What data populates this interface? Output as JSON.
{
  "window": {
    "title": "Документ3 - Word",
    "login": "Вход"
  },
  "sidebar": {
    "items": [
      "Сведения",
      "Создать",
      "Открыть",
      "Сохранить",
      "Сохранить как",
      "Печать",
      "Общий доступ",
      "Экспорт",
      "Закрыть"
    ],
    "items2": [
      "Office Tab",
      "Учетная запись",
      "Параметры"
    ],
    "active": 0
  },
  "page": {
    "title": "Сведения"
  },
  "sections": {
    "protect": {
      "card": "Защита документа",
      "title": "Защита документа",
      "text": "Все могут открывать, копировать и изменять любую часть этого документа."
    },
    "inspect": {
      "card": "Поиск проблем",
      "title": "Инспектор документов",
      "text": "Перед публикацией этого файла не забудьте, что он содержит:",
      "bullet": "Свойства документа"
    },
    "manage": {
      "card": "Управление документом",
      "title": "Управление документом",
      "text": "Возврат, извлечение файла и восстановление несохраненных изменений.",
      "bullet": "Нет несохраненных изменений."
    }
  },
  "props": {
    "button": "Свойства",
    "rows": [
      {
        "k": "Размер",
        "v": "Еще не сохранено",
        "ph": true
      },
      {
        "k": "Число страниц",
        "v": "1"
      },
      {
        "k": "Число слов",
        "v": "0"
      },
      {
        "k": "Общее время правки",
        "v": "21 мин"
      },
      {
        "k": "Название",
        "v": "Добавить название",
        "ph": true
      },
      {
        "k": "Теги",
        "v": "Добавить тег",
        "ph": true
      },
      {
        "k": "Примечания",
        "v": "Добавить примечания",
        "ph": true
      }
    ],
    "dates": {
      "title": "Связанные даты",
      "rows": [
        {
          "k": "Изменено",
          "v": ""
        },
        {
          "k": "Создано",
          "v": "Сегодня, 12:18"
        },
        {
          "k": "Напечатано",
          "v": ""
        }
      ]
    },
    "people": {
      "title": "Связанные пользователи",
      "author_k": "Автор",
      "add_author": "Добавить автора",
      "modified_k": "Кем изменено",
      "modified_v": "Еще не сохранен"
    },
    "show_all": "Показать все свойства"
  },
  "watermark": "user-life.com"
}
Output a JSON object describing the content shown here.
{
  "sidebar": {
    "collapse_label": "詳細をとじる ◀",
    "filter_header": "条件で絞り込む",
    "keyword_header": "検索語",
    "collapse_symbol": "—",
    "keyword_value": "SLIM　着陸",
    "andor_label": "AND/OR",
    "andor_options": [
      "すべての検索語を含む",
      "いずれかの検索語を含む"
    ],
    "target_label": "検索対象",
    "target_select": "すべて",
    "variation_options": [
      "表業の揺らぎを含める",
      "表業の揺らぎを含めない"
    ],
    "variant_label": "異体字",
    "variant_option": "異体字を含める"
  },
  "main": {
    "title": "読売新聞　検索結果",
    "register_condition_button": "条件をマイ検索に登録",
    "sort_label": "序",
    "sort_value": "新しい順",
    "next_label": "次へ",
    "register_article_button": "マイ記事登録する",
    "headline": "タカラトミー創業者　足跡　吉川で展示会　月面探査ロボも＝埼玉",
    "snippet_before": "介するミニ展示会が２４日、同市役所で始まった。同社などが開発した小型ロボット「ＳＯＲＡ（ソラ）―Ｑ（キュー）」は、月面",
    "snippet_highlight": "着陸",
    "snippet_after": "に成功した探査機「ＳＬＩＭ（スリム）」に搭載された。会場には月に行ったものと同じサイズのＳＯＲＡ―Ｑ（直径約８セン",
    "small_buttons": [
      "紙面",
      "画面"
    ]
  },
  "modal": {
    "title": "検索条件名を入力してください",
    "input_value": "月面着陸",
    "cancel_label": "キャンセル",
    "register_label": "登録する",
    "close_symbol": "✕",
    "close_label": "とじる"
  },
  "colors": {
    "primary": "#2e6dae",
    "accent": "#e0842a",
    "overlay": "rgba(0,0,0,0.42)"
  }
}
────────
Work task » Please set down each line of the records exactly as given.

Worked solution »
What data populates this interface? Output as JSON.
{
  "window": {
    "title": "Документ3 - Word",
    "login": "Вход"
  },
  "sidebar": {
    "items": [
      "Сведения",
      "Создать",
      "Открыть",
      "Сохранить",
      "Сохранить как",
      "Печать",
      "Общий доступ",
      "Экспорт",
      "Закрыть"
    ],
    "items2": [
      "Office Tab",
      "Учетная запись",
      "Параметры"
    ],
    "active": 0
  },
  "page": {
    "title": "Сведения"
  },
  "sections": {
    "protect": {
      "card": "Защита документа",
      "title": "Защита документа",
      "text": "Все могут открывать, копировать и изменять любую часть этого документа."
    },
    "inspect": {
      "card": "Поиск проблем",
      "title": "Инспектор документов",
      "text": "Перед публикацией этого файла не забудьте, что он содержит:",
      "bullet": "Свойства документа"
    },
    "manage": {
      "card": "Управление документом",
      "title": "Управление документом",
      "text": "Возврат, извлечение файла и восстановление несохраненных изменений.",
      "bullet": "Нет несохраненных изменений."
    }
  },
  "props": {
    "button": "Свойства",
    "rows": [
      {
        "k": "Размер",
        "v": "Еще не сохранено",
        "ph": true
      },
      {
        "k": "Число страниц",
        "v": "1"
      },
      {
        "k": "Число слов",
        "v": "0"
      },
      {
        "k": "Общее время правки",
        "v": "21 мин"
      },
      {
        "k": "Название",
        "v": "Добавить название",
        "ph": true
      },
      {
        "k": "Теги",
        "v": "Добавить тег",
        "ph": true
      },
      {
        "k": "Примечания",
        "v": "Добавить примечания",
        "ph": true
      }
    ],
    "dates": {
      "title": "Связанные даты",
      "rows": [
        {
          "k": "Изменено",
          "v": ""
        },
        {
          "k": "Создано",
          "v": "Сегодня, 12:18"
        },
        {
          "k": "Напечатано",
          "v": ""
        }
      ]
    },
    "people": {
      "title": "Связанные пользователи",
      "author_k": "Автор",
      "add_author": "Добавить автора",
      "modified_k": "Кем изменено",
      "modified_v": "Еще не сохранен"
    },
    "show_all": "Показать все свойства"
  },
  "watermark": "user-life.com"
}
Output a JSON object describing the content shown here.
{
  "sidebar": {
    "collapse_label": "詳細をとじる ◀",
    "filter_header": "条件で絞り込む",
    "keyword_header": "検索語",
    "collapse_symbol": "—",
    "keyword_value": "SLIM　着陸",
    "andor_label": "AND/OR",
    "andor_options": [
      "すべての検索語を含む",
      "いずれかの検索語を含む"
    ],
    "target_label": "検索対象",
    "target_select": "すべて",
    "variation_options": [
      "表業の揺らぎを含める",
      "表業の揺らぎを含めない"
    ],
    "variant_label": "異体字",
    "variant_option": "異体字を含める"
  },
  "main": {
    "title": "読売新聞　検索結果",
    "register_condition_button": "条件をマイ検索に登録",
    "sort_label": "序",
    "sort_value": "新しい順",
    "next_label": "次へ",
    "register_article_button": "マイ記事登録する",
    "headline": "タカラトミー創業者　足跡　吉川で展示会　月面探査ロボも＝埼玉",
    "snippet_before": "介するミニ展示会が２４日、同市役所で始まった。同社などが開発した小型ロボット「ＳＯＲＡ（ソラ）―Ｑ（キュー）」は、月面",
    "snippet_highlight": "着陸",
    "snippet_after": "に成功した探査機「ＳＬＩＭ（スリム）」に搭載された。会場には月に行ったものと同じサイズのＳＯＲＡ―Ｑ（直径約８セン",
    "small_buttons": [
      "紙面",
      "画面"
    ]
  },
  "modal": {
    "title": "検索条件名を入力してください",
    "input_value": "月面着陸",
    "cancel_label": "キャンセル",
    "register_label": "登録する",
    "close_symbol": "✕",
    "close_label": "とじる"
  },
  "colors": {
    "primary": "#2e6dae",
    "accent": "#e0842a",
    "overlay": "rgba(0,0,0,0.42)"
  }
}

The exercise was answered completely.